After the division of Germany, Saalfeld station became a border station on the Halle–Bamberg railway—one of two routes that could be taken by trains between Leipzig/Halle and Nuremberg. As a border station its steam locomotive shed assumed extra importance as Saalfeld essentially became the southern terminus of DDR train services. Due to the continued use of steam locomotives in East Germany after the end of steam area in West Germany, the area became a mecca for railway enthusiasts for some years. 

What to do

Saalfeld is situated between the mountains and lakes of the Thuringian Forest. As such, there is a wealth of outdoor options including hiking, skiing, fishing, hunting, rock climbing, sailing and many other sports.

Thuringia, despite being one of the smaller states in Germany, is well known for its winter sports. Within about an hour's drive of Saalfeld, there are multiple options for skiing, nordic skiing, skating and indoor winter sports. At the 2006 Winter Olympics in Torino, more than half of the gold medals taken by Germany were won by athletes from Thuringia. In the Winter Olympics 2010 in Vancouver, Germany placed second in the overall medal count and again, half the gold medals were won by athletes from Thuringia. Over the last decade, Thuringia have won as many Winter Olympic gold medals as Switzerland and Russia, and more than France or China.
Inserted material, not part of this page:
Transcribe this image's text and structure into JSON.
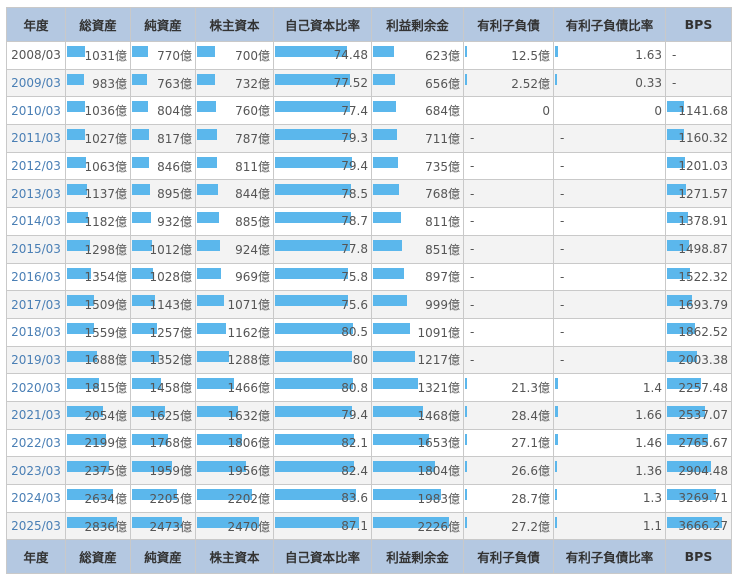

Saalfeld is also a popular base for hikers taking on the mountainous 168km Rennsteig, Germany's most famous hiking trail. Also located just outside of the town are the world famous fairy caves. It is a must to see if you are in the area.

Industry

In earlier times Saalfeld was known for its silver mines. Today, Saalfeld has a number of prosperous industries, including the manufacture of machinery, bricks, paint, malt, cigars, hosiery and vinegar. Tourism and recreation-related activities make up a significant part of the local economy. Other industries are brewing,

printing and iron-founding, and there are ochre and iron mines in the area.


Tourist information
Stadt Saalfeld

Markt 1
07318 Saalfeld
Phone: 03671 5980
Fax: 03671 598206
web-sire: www.saalfeld.de 
E-Mail: info@stadt-saalfeld.d

 Open all year
April - October                           daily 09.30 - 17.00 Uhr
November - March                   daily 10.30 - 15.30 Uhr
January                                            Sa/So  10.30 - 15.30 Uhr
Web-site:
http://www.feengrotten.de/www/feengrotten/